|International Classification||H04L29/06, H04L29/12, H04L29/08|
|Cooperative Classification||H04L65/1043, H04L65/1069, H04L65/1096, H04L29/1216, H04L29/12113, H04L29/12094, H04L61/1529, H04L29/06, H04L61/1541, H04L29/06027, H04L61/157|
|European Classification||H04L61/15A4, H04L61/15H, H04L61/15C, H04L29/12A2C, H04L29/06C2, H04L29/06, H04L29/12A2H, H04L29/06M2S5, H04L29/06M2S1, H04L29/06M2N3, H04L29/12A2A4|
|Jul 18, 2000||AS||Assignment|
Owner name: LUCENT TECHNOLOGIES INC., NEW JERSEY
Free format text: ASSIGNMENT OF ASSIGNORS INTEREST;ASSIGNOR:HENRICK, ROBERT F.;REEL/FRAME:011004/0461
Effective date: 20000630

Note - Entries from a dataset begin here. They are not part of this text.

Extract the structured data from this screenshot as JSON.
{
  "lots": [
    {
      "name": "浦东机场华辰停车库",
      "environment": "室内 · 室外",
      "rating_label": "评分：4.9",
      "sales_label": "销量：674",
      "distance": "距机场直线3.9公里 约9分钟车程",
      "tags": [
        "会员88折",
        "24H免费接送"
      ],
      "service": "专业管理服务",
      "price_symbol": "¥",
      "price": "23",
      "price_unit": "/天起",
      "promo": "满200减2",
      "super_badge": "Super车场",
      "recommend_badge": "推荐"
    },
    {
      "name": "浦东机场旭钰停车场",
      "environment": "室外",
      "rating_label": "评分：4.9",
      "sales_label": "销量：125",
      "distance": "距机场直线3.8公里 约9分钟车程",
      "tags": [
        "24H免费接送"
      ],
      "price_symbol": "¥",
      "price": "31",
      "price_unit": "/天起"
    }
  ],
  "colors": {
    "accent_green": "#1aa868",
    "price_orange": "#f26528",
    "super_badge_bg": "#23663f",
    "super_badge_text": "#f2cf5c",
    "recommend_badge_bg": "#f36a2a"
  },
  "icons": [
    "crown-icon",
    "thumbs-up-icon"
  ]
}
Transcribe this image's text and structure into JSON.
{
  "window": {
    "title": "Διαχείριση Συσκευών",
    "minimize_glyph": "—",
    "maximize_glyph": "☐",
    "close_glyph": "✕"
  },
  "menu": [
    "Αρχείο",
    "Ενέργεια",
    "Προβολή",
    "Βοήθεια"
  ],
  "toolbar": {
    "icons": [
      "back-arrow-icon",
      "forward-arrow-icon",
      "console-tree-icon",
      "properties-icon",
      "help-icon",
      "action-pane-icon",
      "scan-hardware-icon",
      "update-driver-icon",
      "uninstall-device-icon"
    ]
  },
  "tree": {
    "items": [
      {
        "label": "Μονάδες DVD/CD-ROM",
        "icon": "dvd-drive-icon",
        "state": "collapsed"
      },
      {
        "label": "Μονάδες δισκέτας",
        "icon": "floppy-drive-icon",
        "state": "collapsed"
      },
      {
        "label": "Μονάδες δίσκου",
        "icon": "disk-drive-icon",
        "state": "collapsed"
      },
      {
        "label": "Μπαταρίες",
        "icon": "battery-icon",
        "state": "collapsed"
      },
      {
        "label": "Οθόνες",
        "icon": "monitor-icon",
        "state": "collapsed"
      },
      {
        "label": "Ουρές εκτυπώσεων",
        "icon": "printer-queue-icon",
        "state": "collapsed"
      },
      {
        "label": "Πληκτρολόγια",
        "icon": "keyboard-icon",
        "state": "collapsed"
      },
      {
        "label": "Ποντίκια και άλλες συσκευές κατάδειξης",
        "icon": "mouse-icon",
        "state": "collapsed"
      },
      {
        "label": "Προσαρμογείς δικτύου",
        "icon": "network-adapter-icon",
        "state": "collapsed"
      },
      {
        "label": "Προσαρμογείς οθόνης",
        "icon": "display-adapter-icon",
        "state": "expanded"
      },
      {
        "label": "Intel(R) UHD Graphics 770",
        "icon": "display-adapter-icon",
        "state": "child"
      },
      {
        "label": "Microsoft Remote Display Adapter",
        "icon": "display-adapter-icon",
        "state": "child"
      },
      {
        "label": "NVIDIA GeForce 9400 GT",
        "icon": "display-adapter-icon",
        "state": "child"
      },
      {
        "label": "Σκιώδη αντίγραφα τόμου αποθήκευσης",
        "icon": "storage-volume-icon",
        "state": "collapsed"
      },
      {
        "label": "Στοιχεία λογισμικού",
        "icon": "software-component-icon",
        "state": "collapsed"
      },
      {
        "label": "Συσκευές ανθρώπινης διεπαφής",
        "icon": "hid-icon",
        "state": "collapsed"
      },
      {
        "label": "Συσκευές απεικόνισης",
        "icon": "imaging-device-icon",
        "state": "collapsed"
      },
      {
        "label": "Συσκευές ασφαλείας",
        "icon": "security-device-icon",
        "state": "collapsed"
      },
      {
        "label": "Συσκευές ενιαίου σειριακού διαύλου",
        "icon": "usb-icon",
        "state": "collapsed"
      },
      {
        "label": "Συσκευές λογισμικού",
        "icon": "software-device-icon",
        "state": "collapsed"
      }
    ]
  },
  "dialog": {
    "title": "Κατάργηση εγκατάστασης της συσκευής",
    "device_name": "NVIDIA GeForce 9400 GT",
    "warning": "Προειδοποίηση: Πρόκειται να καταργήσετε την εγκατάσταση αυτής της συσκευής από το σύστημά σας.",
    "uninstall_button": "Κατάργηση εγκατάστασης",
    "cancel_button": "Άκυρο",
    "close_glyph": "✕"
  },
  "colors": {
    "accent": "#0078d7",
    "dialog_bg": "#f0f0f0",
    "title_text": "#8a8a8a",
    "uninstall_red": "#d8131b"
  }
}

|Feb 7, 2008||FPAY||Fee payment|
Year of fee payment: 4
|Feb 8, 2012||FPAY||Fee payment|
Year of fee payment: 8